Each line in the entries that has the word "characters" has to be copied.

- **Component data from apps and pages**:
▼

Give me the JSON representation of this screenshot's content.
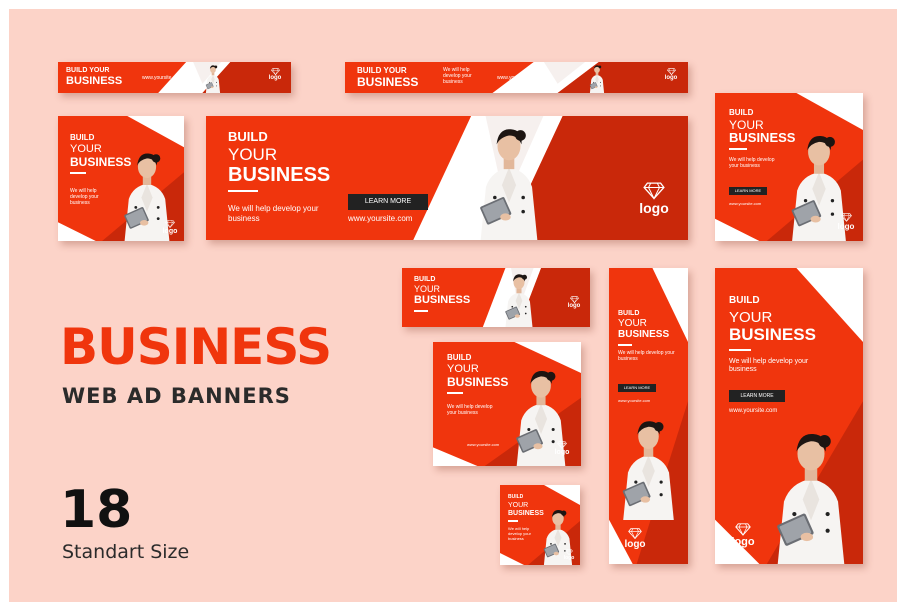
{
  "colors": {
    "background": "#fcd3c8",
    "accent": "#f0350d",
    "dark_accent": "#c9280a",
    "button": "#222222",
    "text_dark": "#2b2b2b"
  },
  "headline": "BUSINESS",
  "subheadline": "WEB AD BANNERS",
  "count": "18",
  "count_label": "Standart Size",
  "banner_text": {
    "build": "BUILD",
    "your": "YOUR",
    "business": "BUSINESS",
    "build_your": "BUILD YOUR",
    "description": "We will help develop your business",
    "button": "LEARN MORE",
    "url": "www.yoursite.com",
    "logo": "logo"
  },
  "icons": {
    "logo": "diamond-icon",
    "model": "woman-with-tablet-photo"
  }
}
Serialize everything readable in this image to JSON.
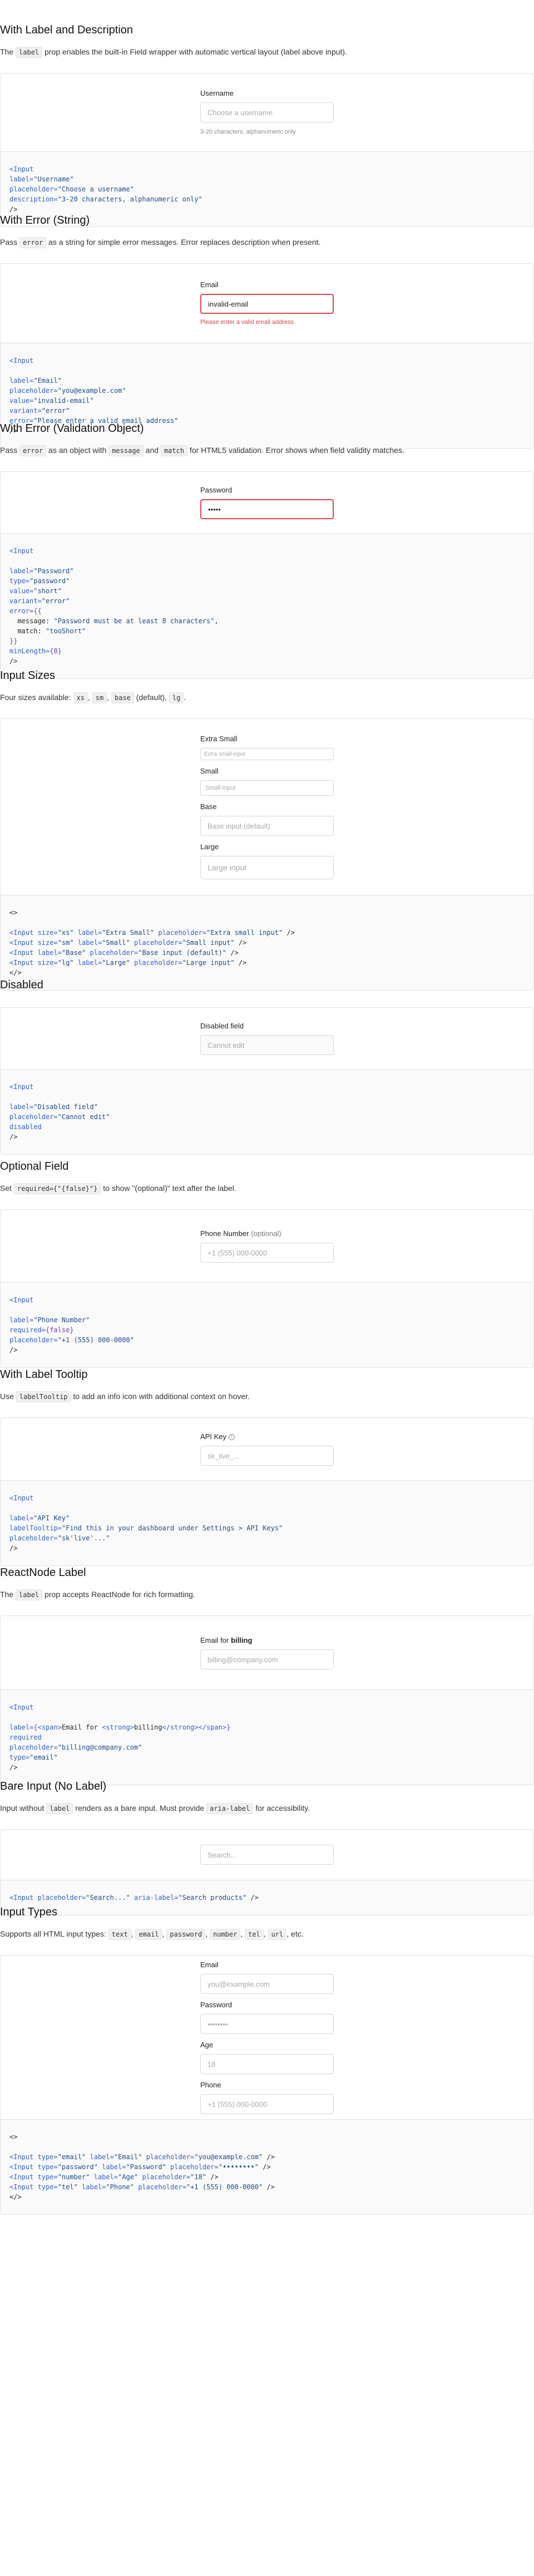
{
  "sections": [
    {
      "id": "label_desc",
      "title": "With Label and Description",
      "desc": [
        {
          "t": "The "
        },
        {
          "c": "label"
        },
        {
          "t": " prop enables the built-in Field wrapper with automatic vertical layout (label above input)."
        }
      ],
      "fields": [
        {
          "label": "Username",
          "placeholder": "Choose a username",
          "value": "",
          "hint": "3-20 characters, alphanumeric only"
        }
      ],
      "code": [
        [
          [
            "k",
            "<Input"
          ]
        ],
        [
          [
            "a",
            "label="
          ],
          [
            "s",
            "\"Username\""
          ]
        ],
        [
          [
            "a",
            "placeholder="
          ],
          [
            "s",
            "\"Choose a username\""
          ]
        ],
        [
          [
            "a",
            "description="
          ],
          [
            "s",
            "\"3-20 characters, alphanumeric only\""
          ]
        ],
        [
          [
            "p",
            "/>"
          ]
        ]
      ]
    },
    {
      "id": "error_string",
      "title": "With Error (String)",
      "desc": [
        {
          "t": "Pass "
        },
        {
          "c": "error"
        },
        {
          "t": " as a string for simple error messages. Error replaces description when present."
        }
      ],
      "fields": [
        {
          "label": "Email",
          "placeholder": "you@example.com",
          "value": "invalid-email",
          "error": "Please enter a valid email address"
        }
      ],
      "code": [
        [
          [
            "k",
            "<Input"
          ]
        ],
        [],
        [
          [
            "a",
            "label="
          ],
          [
            "s",
            "\"Email\""
          ]
        ],
        [
          [
            "a",
            "placeholder="
          ],
          [
            "s",
            "\"you@example.com\""
          ]
        ],
        [
          [
            "a",
            "value="
          ],
          [
            "s",
            "\"invalid-email\""
          ]
        ],
        [
          [
            "a",
            "variant="
          ],
          [
            "s",
            "\"error\""
          ]
        ],
        [
          [
            "a",
            "error="
          ],
          [
            "s",
            "\"Please enter a valid email address\""
          ]
        ],
        [
          [
            "p",
            "/>"
          ]
        ]
      ]
    },
    {
      "id": "error_object",
      "title": "With Error (Validation Object)",
      "desc": [
        {
          "t": "Pass "
        },
        {
          "c": "error"
        },
        {
          "t": " as an object with "
        },
        {
          "c": "message"
        },
        {
          "t": " and "
        },
        {
          "c": "match"
        },
        {
          "t": " for HTML5 validation. Error shows when field validity matches."
        }
      ],
      "fields": [
        {
          "label": "Password",
          "placeholder": "",
          "value": "short",
          "password": true,
          "errorBorder": true
        }
      ],
      "code": [
        [
          [
            "k",
            "<Input"
          ]
        ],
        [],
        [
          [
            "a",
            "label="
          ],
          [
            "s",
            "\"Password\""
          ]
        ],
        [
          [
            "a",
            "type="
          ],
          [
            "s",
            "\"password\""
          ]
        ],
        [
          [
            "a",
            "value="
          ],
          [
            "s",
            "\"short\""
          ]
        ],
        [
          [
            "a",
            "variant="
          ],
          [
            "s",
            "\"error\""
          ]
        ],
        [
          [
            "a",
            "error="
          ],
          [
            "e",
            "{{"
          ]
        ],
        [
          [
            "p",
            "  message: "
          ],
          [
            "s",
            "\"Password must be at least 8 characters\""
          ],
          [
            "p",
            ","
          ]
        ],
        [
          [
            "p",
            "  match: "
          ],
          [
            "s",
            "\"tooShort\""
          ]
        ],
        [
          [
            "e",
            "}}"
          ]
        ],
        [
          [
            "a",
            "minLength="
          ],
          [
            "e",
            "{8}"
          ]
        ],
        [
          [
            "p",
            "/>"
          ]
        ]
      ]
    },
    {
      "id": "sizes",
      "title": "Input Sizes",
      "desc": [
        {
          "t": "Four sizes available: "
        },
        {
          "c": "xs"
        },
        {
          "t": ", "
        },
        {
          "c": "sm"
        },
        {
          "t": ", "
        },
        {
          "c": "base"
        },
        {
          "t": " (default), "
        },
        {
          "c": "lg"
        },
        {
          "t": "."
        }
      ],
      "fields": [
        {
          "label": "Extra Small",
          "placeholder": "Extra small input",
          "value": "",
          "size": "xs"
        },
        {
          "label": "Small",
          "placeholder": "Small input",
          "value": "",
          "size": "sm"
        },
        {
          "label": "Base",
          "placeholder": "Base input (default)",
          "value": ""
        },
        {
          "label": "Large",
          "placeholder": "Large input",
          "value": "",
          "size": "lg"
        }
      ],
      "code": [
        [
          [
            "p",
            "<>"
          ]
        ],
        [],
        [
          [
            "k",
            "<Input "
          ],
          [
            "a",
            "size="
          ],
          [
            "s",
            "\"xs\" "
          ],
          [
            "a",
            "label="
          ],
          [
            "s",
            "\"Extra Small\" "
          ],
          [
            "a",
            "placeholder="
          ],
          [
            "s",
            "\"Extra small input\" "
          ],
          [
            "p",
            "/>"
          ]
        ],
        [
          [
            "k",
            "<Input "
          ],
          [
            "a",
            "size="
          ],
          [
            "s",
            "\"sm\" "
          ],
          [
            "a",
            "label="
          ],
          [
            "s",
            "\"Small\" "
          ],
          [
            "a",
            "placeholder="
          ],
          [
            "s",
            "\"Small input\" "
          ],
          [
            "p",
            "/>"
          ]
        ],
        [
          [
            "k",
            "<Input "
          ],
          [
            "a",
            "label="
          ],
          [
            "s",
            "\"Base\" "
          ],
          [
            "a",
            "placeholder="
          ],
          [
            "s",
            "\"Base input (default)\" "
          ],
          [
            "p",
            "/>"
          ]
        ],
        [
          [
            "k",
            "<Input "
          ],
          [
            "a",
            "size="
          ],
          [
            "s",
            "\"lg\" "
          ],
          [
            "a",
            "label="
          ],
          [
            "s",
            "\"Large\" "
          ],
          [
            "a",
            "placeholder="
          ],
          [
            "s",
            "\"Large input\" "
          ],
          [
            "p",
            "/>"
          ]
        ],
        [
          [
            "p",
            "</>"
          ]
        ]
      ]
    },
    {
      "id": "disabled",
      "title": "Disabled",
      "desc": [],
      "fields": [
        {
          "label": "Disabled field",
          "placeholder": "Cannot edit",
          "value": "",
          "disabled": true
        }
      ],
      "code": [
        [
          [
            "k",
            "<Input"
          ]
        ],
        [],
        [
          [
            "a",
            "label="
          ],
          [
            "s",
            "\"Disabled field\""
          ]
        ],
        [
          [
            "a",
            "placeholder="
          ],
          [
            "s",
            "\"Cannot edit\""
          ]
        ],
        [
          [
            "a",
            "disabled"
          ]
        ],
        [
          [
            "p",
            "/>"
          ]
        ]
      ]
    },
    {
      "id": "optional",
      "title": "Optional Field",
      "desc": [
        {
          "t": "Set "
        },
        {
          "c": "required={\"{false}\"}"
        },
        {
          "t": " to show \"(optional)\" text after the label."
        }
      ],
      "fields": [
        {
          "label": "Phone Number",
          "optional": "(optional)",
          "placeholder": "+1 (555) 000-0000",
          "value": ""
        }
      ],
      "code": [
        [
          [
            "k",
            "<Input"
          ]
        ],
        [],
        [
          [
            "a",
            "label="
          ],
          [
            "s",
            "\"Phone Number\""
          ]
        ],
        [
          [
            "a",
            "required="
          ],
          [
            "e",
            "{false}"
          ]
        ],
        [
          [
            "a",
            "placeholder="
          ],
          [
            "s",
            "\"+1 (555) 000-0000\""
          ]
        ],
        [
          [
            "p",
            "/>"
          ]
        ]
      ]
    },
    {
      "id": "tooltip",
      "title": "With Label Tooltip",
      "desc": [
        {
          "t": "Use "
        },
        {
          "c": "labelTooltip"
        },
        {
          "t": " to add an info icon with additional context on hover."
        }
      ],
      "fields": [
        {
          "label": "API Key",
          "tooltip": "i",
          "placeholder": "sk_live_...",
          "value": ""
        }
      ],
      "code": [
        [
          [
            "k",
            "<Input"
          ]
        ],
        [],
        [
          [
            "a",
            "label="
          ],
          [
            "s",
            "\"API Key\""
          ]
        ],
        [
          [
            "a",
            "labelTooltip="
          ],
          [
            "s",
            "\"Find this in your dashboard under Settings > API Keys\""
          ]
        ],
        [
          [
            "a",
            "placeholder="
          ],
          [
            "s",
            "\"sk'live'...\""
          ]
        ],
        [
          [
            "p",
            "/>"
          ]
        ]
      ]
    },
    {
      "id": "reactnode",
      "title": "ReactNode Label",
      "desc": [
        {
          "t": "The "
        },
        {
          "c": "label"
        },
        {
          "t": " prop accepts ReactNode for rich formatting."
        }
      ],
      "fields": [
        {
          "label": "Email for ",
          "labelBold": "billing",
          "placeholder": "billing@company.com",
          "value": ""
        }
      ],
      "code": [
        [
          [
            "k",
            "<Input"
          ]
        ],
        [],
        [
          [
            "a",
            "label="
          ],
          [
            "e",
            "{"
          ],
          [
            "k",
            "<span>"
          ],
          [
            "p",
            "Email for "
          ],
          [
            "k",
            "<strong>"
          ],
          [
            "p",
            "billing"
          ],
          [
            "k",
            "</strong></span>"
          ],
          [
            "e",
            "}"
          ]
        ],
        [
          [
            "a",
            "required"
          ]
        ],
        [
          [
            "a",
            "placeholder="
          ],
          [
            "s",
            "\"billing@company.com\""
          ]
        ],
        [
          [
            "a",
            "type="
          ],
          [
            "s",
            "\"email\""
          ]
        ],
        [
          [
            "p",
            "/>"
          ]
        ]
      ]
    },
    {
      "id": "bare",
      "title": "Bare Input (No Label)",
      "desc": [
        {
          "t": "Input without "
        },
        {
          "c": "label"
        },
        {
          "t": " renders as a bare input. Must provide "
        },
        {
          "c": "aria-label"
        },
        {
          "t": " for accessibility."
        }
      ],
      "fields": [
        {
          "label": "",
          "placeholder": "Search...",
          "value": ""
        }
      ],
      "code": [
        [
          [
            "k",
            "<Input "
          ],
          [
            "a",
            "placeholder="
          ],
          [
            "s",
            "\"Search...\" "
          ],
          [
            "a",
            "aria-label="
          ],
          [
            "s",
            "\"Search products\" "
          ],
          [
            "p",
            "/>"
          ]
        ]
      ]
    },
    {
      "id": "types",
      "title": "Input Types",
      "desc": [
        {
          "t": "Supports all HTML input types: "
        },
        {
          "c": "text"
        },
        {
          "t": ", "
        },
        {
          "c": "email"
        },
        {
          "t": ", "
        },
        {
          "c": "password"
        },
        {
          "t": ", "
        },
        {
          "c": "number"
        },
        {
          "t": ", "
        },
        {
          "c": "tel"
        },
        {
          "t": ", "
        },
        {
          "c": "url"
        },
        {
          "t": ", etc."
        }
      ],
      "fields": [
        {
          "label": "Email",
          "placeholder": "you@example.com",
          "value": ""
        },
        {
          "label": "Password",
          "placeholder": "••••••••",
          "value": ""
        },
        {
          "label": "Age",
          "placeholder": "18",
          "value": ""
        },
        {
          "label": "Phone",
          "placeholder": "+1 (555) 000-0000",
          "value": ""
        }
      ],
      "code": [
        [
          [
            "p",
            "<>"
          ]
        ],
        [],
        [
          [
            "k",
            "<Input "
          ],
          [
            "a",
            "type="
          ],
          [
            "s",
            "\"email\" "
          ],
          [
            "a",
            "label="
          ],
          [
            "s",
            "\"Email\" "
          ],
          [
            "a",
            "placeholder="
          ],
          [
            "s",
            "\"you@example.com\" "
          ],
          [
            "p",
            "/>"
          ]
        ],
        [
          [
            "k",
            "<Input "
          ],
          [
            "a",
            "type="
          ],
          [
            "s",
            "\"password\" "
          ],
          [
            "a",
            "label="
          ],
          [
            "s",
            "\"Password\" "
          ],
          [
            "a",
            "placeholder="
          ],
          [
            "s",
            "\"••••••••\" "
          ],
          [
            "p",
            "/>"
          ]
        ],
        [
          [
            "k",
            "<Input "
          ],
          [
            "a",
            "type="
          ],
          [
            "s",
            "\"number\" "
          ],
          [
            "a",
            "label="
          ],
          [
            "s",
            "\"Age\" "
          ],
          [
            "a",
            "placeholder="
          ],
          [
            "s",
            "\"18\" "
          ],
          [
            "p",
            "/>"
          ]
        ],
        [
          [
            "k",
            "<Input "
          ],
          [
            "a",
            "type="
          ],
          [
            "s",
            "\"tel\" "
          ],
          [
            "a",
            "label="
          ],
          [
            "s",
            "\"Phone\" "
          ],
          [
            "a",
            "placeholder="
          ],
          [
            "s",
            "\"+1 (555) 000-0000\" "
          ],
          [
            "p",
            "/>"
          ]
        ],
        [
          [
            "p",
            "</>"
          ]
        ]
      ]
    }
  ]
}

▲

- **Output for this exercise**:
          "hint": "3-20 characters, alphanumeric only"
            "\"3-20 characters, alphanumeric only\""
            "\"Password must be at least 8 characters\""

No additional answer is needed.